I can’t blame my eldest kids for not sending greetings to their father. I didn’t send any to my adoptive father, either. I did think of it. I also gave up on the idea. That’s the result of a history of past efforts that failed, not just laziness. There comes a time and age when you just stop trying.
I wish our eldest kids had not stopped trying with us, but if that’s their decision it must be the right one for them. At least, for now. We are, however, still keeping a place open in our lives for them. We’re flexible enough to rearrange the seating at our meal table if they suddenly turn up. We’re still plying our business as if they had never left. In our minds, it is still their future as much as it is ours.
One day, the boomerangs may bounce our way again, if we live that long. In the meantime, life is still very good.
C’est la vie!
P.S. I gave tribute to my parents when my adoptive father turned 70, by creating the poster, shown below, in their honor. (The poster doesn’t have the copyright warning on it). It depicts them as the young people they once were (taken from original photos and stylized).
He is the Chief Petty Officer he one day became and she is in the pink dress she wore for their wedding. (I was a flower girl with my sister, then). The ship on the ocean is the H.M.A.S. Vendetta, which he served on for many years.
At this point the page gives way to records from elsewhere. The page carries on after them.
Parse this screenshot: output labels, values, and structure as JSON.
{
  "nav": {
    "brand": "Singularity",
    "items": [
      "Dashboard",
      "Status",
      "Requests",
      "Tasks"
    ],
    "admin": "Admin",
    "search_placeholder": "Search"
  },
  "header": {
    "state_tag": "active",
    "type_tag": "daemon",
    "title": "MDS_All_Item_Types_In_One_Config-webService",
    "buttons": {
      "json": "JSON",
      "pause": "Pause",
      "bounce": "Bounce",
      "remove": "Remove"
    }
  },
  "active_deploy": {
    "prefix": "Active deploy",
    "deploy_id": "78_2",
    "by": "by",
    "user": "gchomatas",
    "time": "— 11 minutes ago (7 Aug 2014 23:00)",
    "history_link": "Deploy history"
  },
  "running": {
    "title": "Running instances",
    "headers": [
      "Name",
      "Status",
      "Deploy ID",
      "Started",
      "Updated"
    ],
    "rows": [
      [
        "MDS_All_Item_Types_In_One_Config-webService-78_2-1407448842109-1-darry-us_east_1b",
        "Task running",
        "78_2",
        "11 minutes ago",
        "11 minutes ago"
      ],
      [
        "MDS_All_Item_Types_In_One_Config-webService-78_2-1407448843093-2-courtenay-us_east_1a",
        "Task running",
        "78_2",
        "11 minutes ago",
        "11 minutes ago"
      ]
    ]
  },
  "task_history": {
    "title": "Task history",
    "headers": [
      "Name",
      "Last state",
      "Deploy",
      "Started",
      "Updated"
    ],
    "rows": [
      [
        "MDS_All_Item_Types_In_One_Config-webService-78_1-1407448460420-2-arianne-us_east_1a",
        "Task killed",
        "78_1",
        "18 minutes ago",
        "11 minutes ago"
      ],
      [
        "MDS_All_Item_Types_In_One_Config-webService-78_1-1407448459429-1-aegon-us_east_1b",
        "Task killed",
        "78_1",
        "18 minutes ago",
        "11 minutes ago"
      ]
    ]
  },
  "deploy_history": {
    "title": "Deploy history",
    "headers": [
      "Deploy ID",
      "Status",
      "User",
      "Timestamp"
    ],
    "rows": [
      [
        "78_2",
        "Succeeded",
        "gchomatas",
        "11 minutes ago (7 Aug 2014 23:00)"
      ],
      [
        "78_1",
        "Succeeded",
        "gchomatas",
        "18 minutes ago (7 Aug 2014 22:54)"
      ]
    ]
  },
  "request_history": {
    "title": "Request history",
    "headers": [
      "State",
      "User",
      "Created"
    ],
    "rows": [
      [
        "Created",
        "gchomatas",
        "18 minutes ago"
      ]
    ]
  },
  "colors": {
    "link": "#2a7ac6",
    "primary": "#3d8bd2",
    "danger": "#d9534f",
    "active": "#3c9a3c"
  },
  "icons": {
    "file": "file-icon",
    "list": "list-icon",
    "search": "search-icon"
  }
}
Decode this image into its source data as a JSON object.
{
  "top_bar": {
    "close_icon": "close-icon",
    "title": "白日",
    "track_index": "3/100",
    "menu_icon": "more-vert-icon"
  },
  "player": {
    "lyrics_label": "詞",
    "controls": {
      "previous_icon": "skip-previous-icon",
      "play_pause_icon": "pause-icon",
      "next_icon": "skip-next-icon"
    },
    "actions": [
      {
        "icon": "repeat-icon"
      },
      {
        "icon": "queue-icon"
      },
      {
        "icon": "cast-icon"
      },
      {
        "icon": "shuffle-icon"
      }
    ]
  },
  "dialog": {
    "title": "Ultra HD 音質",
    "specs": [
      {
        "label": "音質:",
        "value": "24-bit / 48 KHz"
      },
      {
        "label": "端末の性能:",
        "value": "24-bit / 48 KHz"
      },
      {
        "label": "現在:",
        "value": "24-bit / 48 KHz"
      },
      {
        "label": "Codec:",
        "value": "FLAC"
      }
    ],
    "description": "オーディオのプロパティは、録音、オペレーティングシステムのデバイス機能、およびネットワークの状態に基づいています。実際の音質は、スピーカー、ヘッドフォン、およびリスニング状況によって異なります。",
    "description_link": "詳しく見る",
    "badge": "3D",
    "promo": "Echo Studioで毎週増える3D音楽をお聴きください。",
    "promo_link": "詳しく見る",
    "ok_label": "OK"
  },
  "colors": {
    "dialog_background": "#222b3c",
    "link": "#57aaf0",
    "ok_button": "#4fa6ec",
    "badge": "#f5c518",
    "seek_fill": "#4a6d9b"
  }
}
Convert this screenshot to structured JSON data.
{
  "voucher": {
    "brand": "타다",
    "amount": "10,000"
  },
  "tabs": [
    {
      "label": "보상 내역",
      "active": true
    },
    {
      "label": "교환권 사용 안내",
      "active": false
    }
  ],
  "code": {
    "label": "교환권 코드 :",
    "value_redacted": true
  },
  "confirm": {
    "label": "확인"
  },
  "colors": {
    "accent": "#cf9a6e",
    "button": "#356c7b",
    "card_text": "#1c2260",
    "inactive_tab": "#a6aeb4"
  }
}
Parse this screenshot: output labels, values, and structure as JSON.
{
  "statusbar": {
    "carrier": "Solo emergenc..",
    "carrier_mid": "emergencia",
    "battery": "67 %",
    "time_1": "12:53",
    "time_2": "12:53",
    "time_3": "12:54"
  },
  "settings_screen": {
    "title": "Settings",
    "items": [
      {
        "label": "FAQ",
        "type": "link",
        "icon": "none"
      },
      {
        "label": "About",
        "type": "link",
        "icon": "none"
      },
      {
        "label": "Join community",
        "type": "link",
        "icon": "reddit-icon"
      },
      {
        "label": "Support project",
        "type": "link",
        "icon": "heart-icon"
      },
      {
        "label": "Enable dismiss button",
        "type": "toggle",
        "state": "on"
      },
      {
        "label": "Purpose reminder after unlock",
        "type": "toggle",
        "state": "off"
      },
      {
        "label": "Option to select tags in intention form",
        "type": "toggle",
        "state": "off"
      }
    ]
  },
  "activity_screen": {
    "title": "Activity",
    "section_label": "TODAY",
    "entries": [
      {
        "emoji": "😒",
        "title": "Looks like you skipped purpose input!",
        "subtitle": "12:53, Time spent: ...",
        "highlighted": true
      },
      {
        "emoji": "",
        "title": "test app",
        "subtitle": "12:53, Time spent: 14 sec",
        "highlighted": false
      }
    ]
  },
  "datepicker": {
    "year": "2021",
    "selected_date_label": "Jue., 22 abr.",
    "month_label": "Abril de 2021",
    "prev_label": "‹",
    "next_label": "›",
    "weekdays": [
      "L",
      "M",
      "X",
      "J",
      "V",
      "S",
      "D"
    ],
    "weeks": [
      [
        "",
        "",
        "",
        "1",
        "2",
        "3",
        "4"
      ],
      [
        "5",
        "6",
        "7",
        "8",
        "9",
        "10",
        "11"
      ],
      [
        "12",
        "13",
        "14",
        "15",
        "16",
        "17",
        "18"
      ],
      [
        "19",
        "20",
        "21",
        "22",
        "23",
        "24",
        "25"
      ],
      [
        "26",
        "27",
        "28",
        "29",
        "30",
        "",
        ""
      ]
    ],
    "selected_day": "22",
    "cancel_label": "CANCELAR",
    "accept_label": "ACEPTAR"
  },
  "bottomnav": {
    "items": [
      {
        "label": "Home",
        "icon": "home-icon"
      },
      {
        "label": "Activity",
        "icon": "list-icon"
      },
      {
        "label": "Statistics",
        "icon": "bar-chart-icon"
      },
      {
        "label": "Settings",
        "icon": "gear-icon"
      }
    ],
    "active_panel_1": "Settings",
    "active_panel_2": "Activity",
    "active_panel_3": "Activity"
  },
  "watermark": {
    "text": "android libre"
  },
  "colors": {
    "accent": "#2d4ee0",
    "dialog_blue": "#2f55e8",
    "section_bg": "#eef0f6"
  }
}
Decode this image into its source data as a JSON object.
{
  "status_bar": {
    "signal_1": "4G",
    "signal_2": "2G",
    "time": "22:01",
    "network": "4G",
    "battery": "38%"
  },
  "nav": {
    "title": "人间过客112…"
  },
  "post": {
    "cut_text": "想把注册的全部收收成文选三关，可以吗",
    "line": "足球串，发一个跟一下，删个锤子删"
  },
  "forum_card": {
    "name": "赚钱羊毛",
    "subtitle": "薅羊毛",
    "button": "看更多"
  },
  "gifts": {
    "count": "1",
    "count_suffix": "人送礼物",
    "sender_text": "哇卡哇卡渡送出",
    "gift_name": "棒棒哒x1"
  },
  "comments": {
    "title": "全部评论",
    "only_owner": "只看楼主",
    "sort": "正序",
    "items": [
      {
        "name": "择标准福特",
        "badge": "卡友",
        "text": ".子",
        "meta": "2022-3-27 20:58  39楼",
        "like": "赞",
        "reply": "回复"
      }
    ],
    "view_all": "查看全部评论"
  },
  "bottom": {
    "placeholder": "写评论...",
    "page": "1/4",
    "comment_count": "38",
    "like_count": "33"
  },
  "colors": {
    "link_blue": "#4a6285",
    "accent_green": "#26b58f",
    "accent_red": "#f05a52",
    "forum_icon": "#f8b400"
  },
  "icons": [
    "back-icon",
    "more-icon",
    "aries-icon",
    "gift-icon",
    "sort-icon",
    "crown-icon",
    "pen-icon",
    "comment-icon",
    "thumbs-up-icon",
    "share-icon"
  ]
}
We may not be speaking much today, but I hope that picture shows them that I cared enough to make it.